(Records from a dataset)
════════════════════

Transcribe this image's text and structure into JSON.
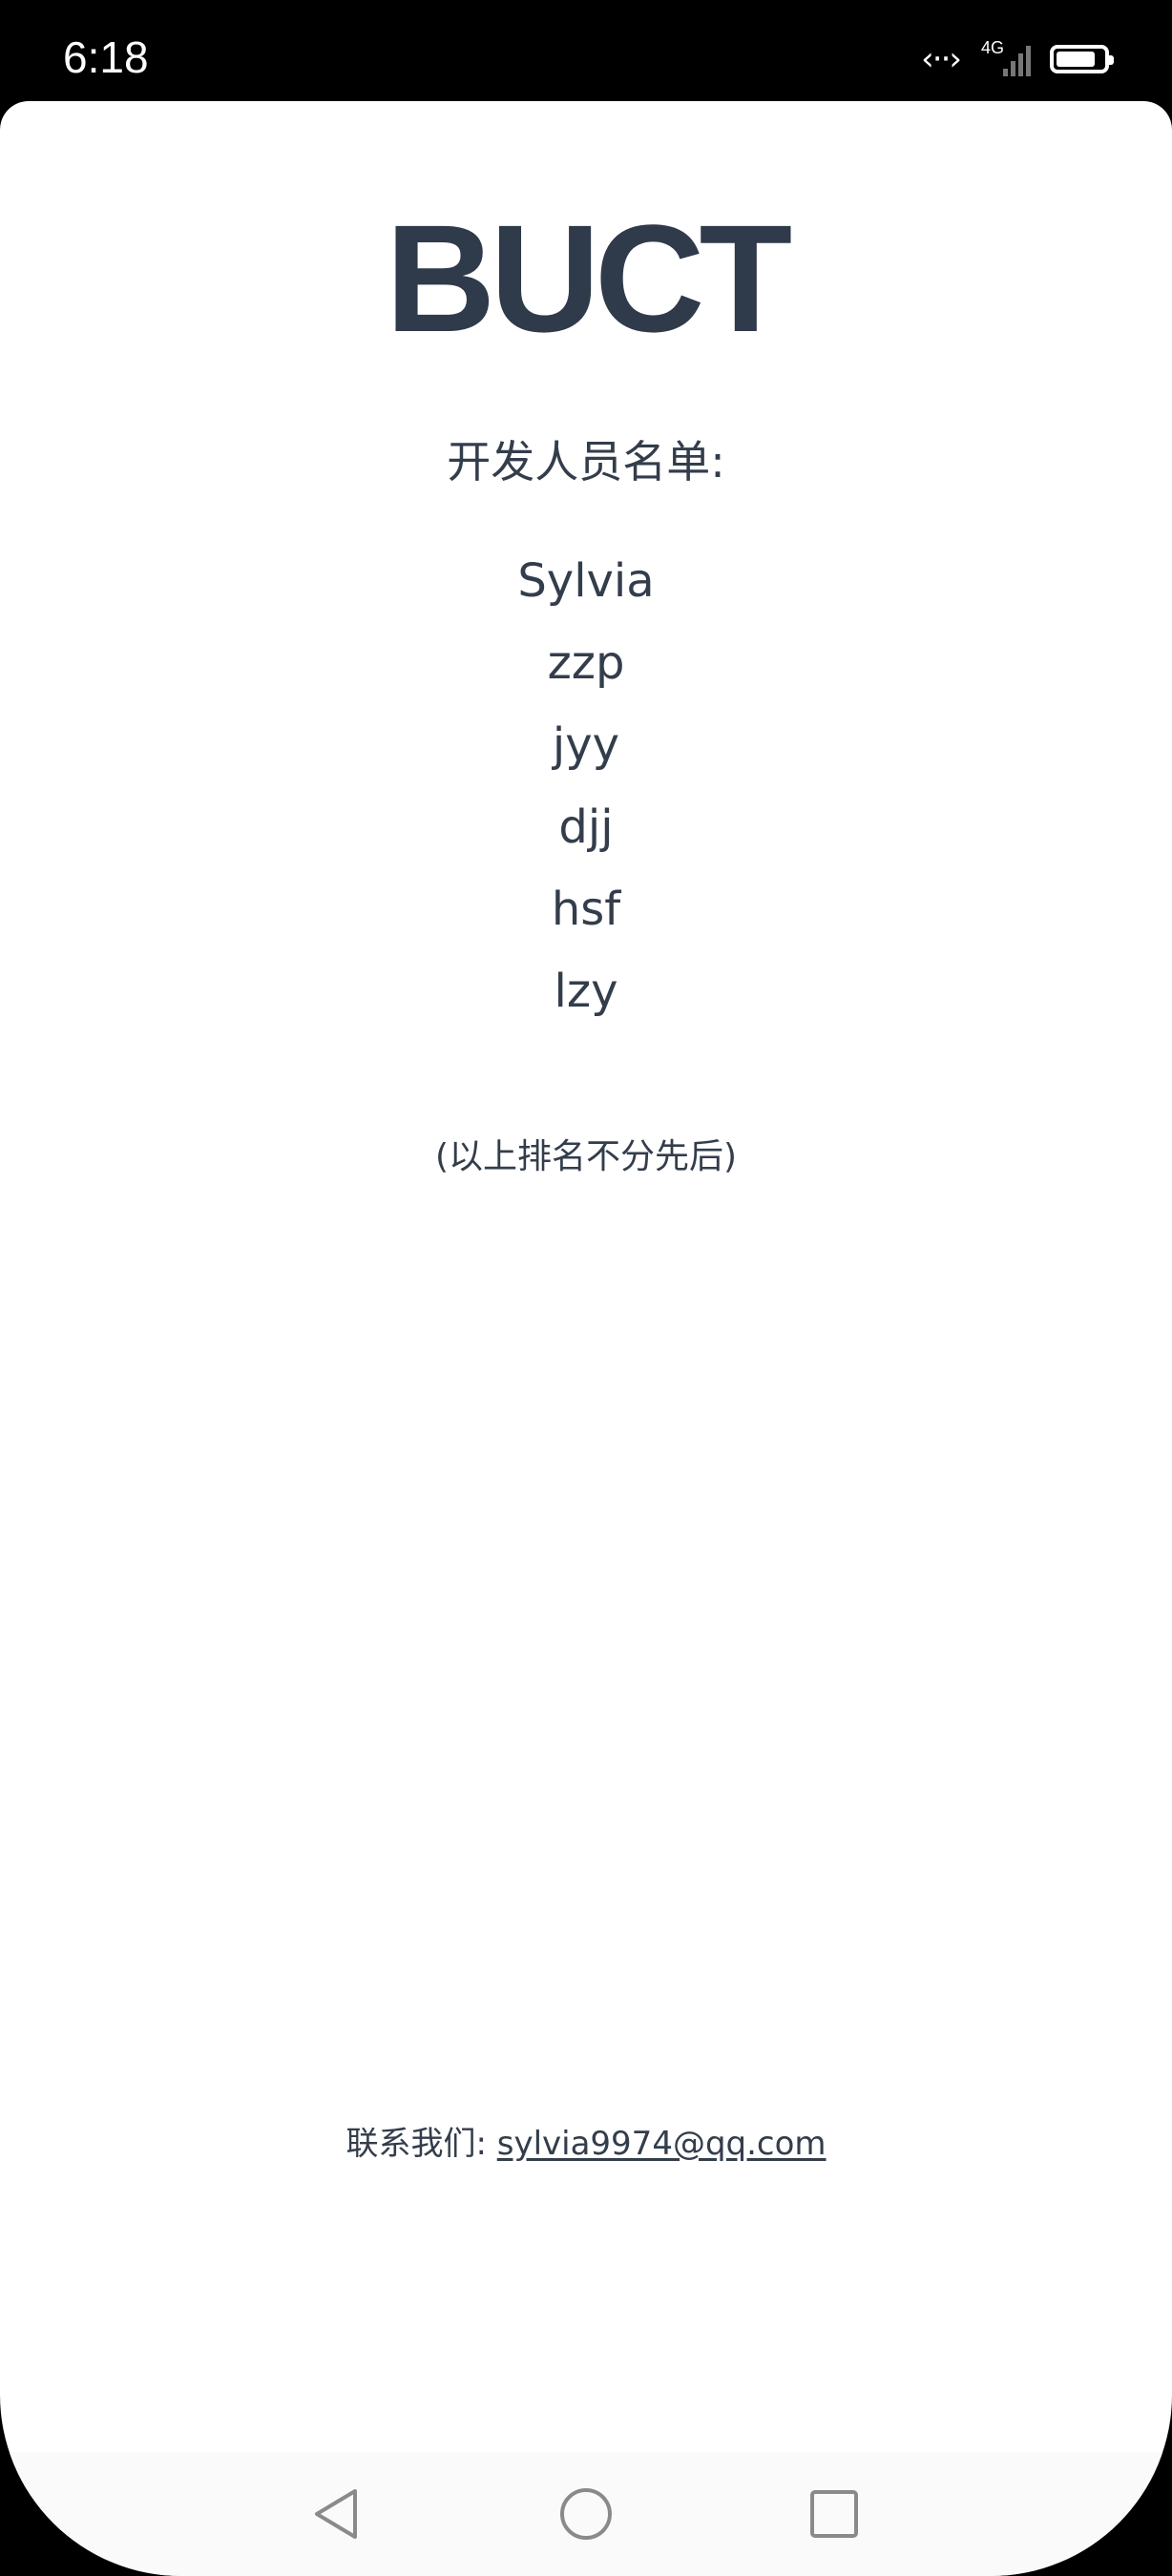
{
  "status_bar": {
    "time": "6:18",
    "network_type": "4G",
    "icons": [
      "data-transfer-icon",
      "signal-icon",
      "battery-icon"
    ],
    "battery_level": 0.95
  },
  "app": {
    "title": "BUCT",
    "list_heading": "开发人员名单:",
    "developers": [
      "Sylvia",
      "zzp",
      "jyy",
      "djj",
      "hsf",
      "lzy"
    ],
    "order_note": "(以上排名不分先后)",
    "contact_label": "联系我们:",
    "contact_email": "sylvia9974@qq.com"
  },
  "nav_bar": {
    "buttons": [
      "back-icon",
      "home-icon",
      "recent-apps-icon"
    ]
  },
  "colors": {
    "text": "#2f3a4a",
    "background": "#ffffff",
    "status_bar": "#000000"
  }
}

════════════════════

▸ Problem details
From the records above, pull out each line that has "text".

▸ Answer for the task
Transcribe this image's text and structure into JSON.
    "text": "#2f3a4a",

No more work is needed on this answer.